_Activity_: Could you return every record below word for word, leaving out the pictures?

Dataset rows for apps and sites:
_ _ _

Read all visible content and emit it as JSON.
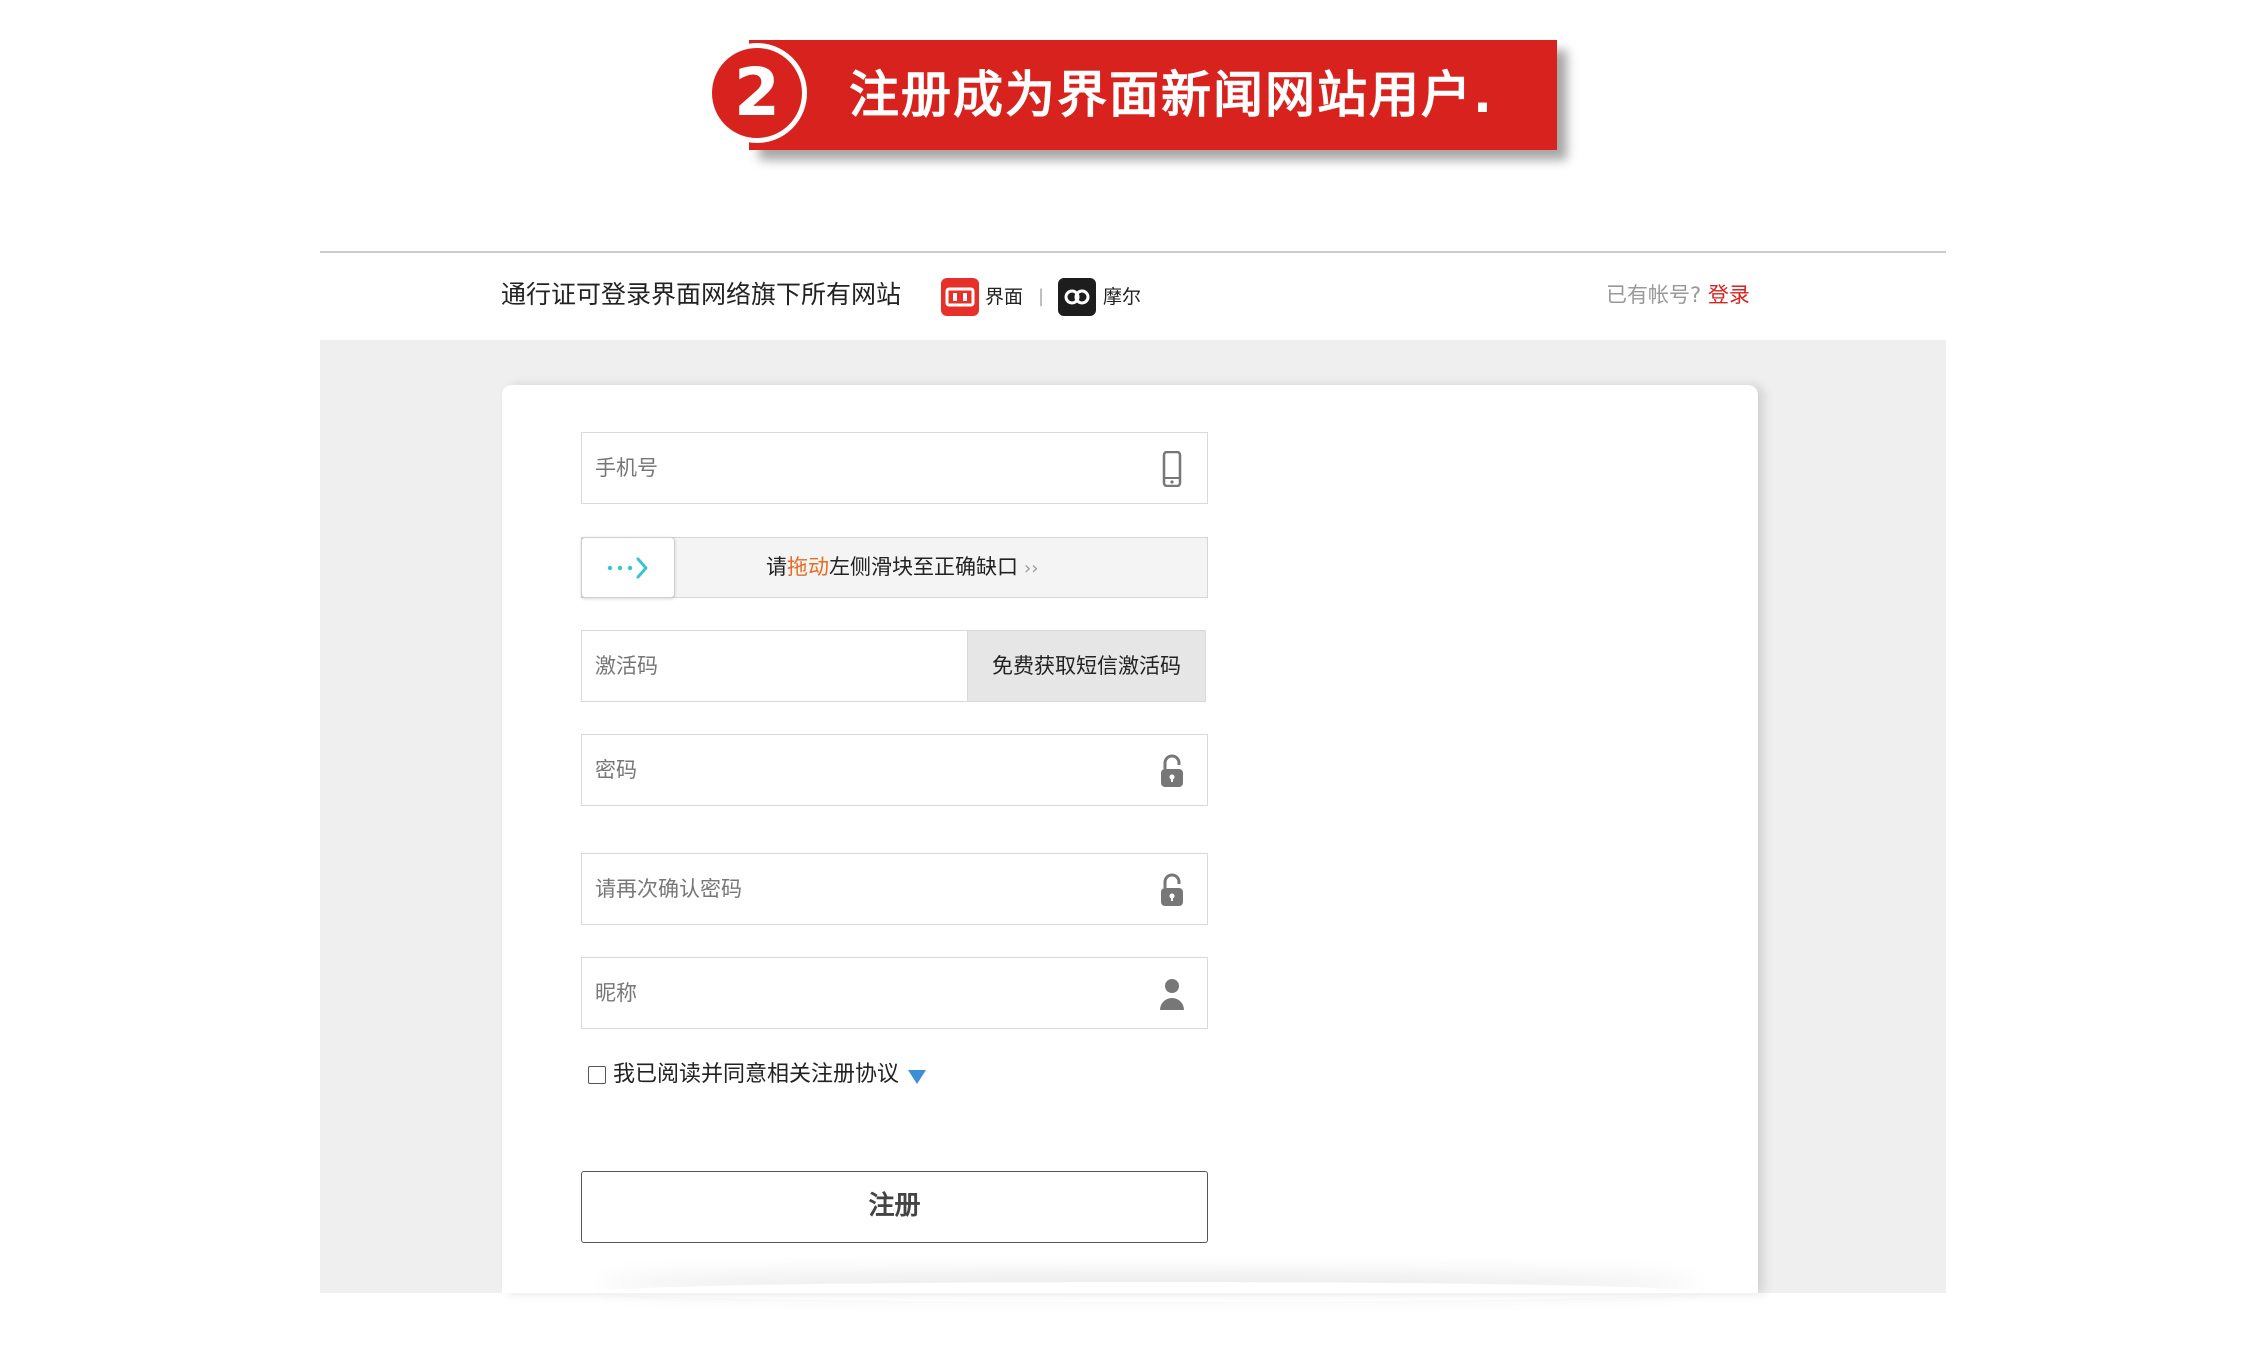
{
  "banner": {
    "step_number": "2",
    "title": "注册成为界面新闻网站用户."
  },
  "header": {
    "passport_text": "通行证可登录界面网络旗下所有网站",
    "brands": [
      {
        "label": "界面",
        "icon": "jiemian-logo-icon"
      },
      {
        "label": "摩尔",
        "icon": "moer-logo-icon"
      }
    ],
    "separator": "|",
    "have_account": "已有帐号?",
    "login_link": "登录"
  },
  "form": {
    "phone_placeholder": "手机号",
    "slider": {
      "prefix": "请",
      "highlight": "拖动",
      "suffix": "左侧滑块至正确缺口",
      "chevrons": "››"
    },
    "code_placeholder": "激活码",
    "code_button": "免费获取短信激活码",
    "password_placeholder": "密码",
    "confirm_password_placeholder": "请再次确认密码",
    "nickname_placeholder": "昵称",
    "agreement_text": "我已阅读并同意相关注册协议",
    "agreement_checked": false,
    "submit_label": "注册"
  },
  "colors": {
    "brand_red": "#d8221e",
    "highlight_orange": "#e86c1f",
    "arrow_blue": "#3c8fd6",
    "slider_teal": "#37c6d0"
  }
}
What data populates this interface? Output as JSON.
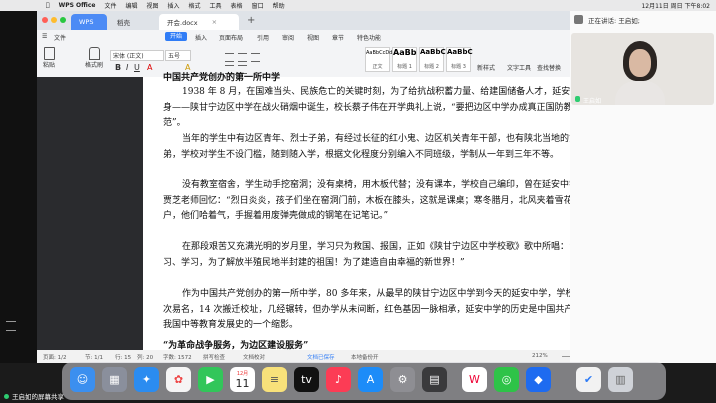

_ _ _

_Exercise result_:
Read all visible content and emit it as JSON.
{
  "banner": {
    "step_number": "2",
    "title": "注册成为界面新闻网站用户."
  },
  "header": {
    "passport_text": "通行证可登录界面网络旗下所有网站",
    "brands": [
      {
        "label": "界面",
        "icon": "jiemian-logo-icon"
      },
      {
        "label": "摩尔",
        "icon": "moer-logo-icon"
      }
    ],
    "separator": "|",
    "have_account": "已有帐号?",
    "login_link": "登录"
  },
  "form": {
    "phone_placeholder": "手机号",
    "slider": {
      "prefix": "请",
      "highlight": "拖动",
      "suffix": "左侧滑块至正确缺口",
      "chevrons": "››"
    },
    "code_placeholder": "激活码",
    "code_button": "免费获取短信激活码",
    "password_placeholder": "密码",
    "confirm_password_placeholder": "请再次确认密码",
    "nickname_placeholder": "昵称",
    "agreement_text": "我已阅读并同意相关注册协议",
    "agreement_checked": false,
    "submit_label": "注册"
  },
  "colors": {
    "brand_red": "#d8221e",
    "highlight_orange": "#e86c1f",
    "arrow_blue": "#3c8fd6",
    "slider_teal": "#37c6d0"
  }
}
What data populates this interface? Output as JSON.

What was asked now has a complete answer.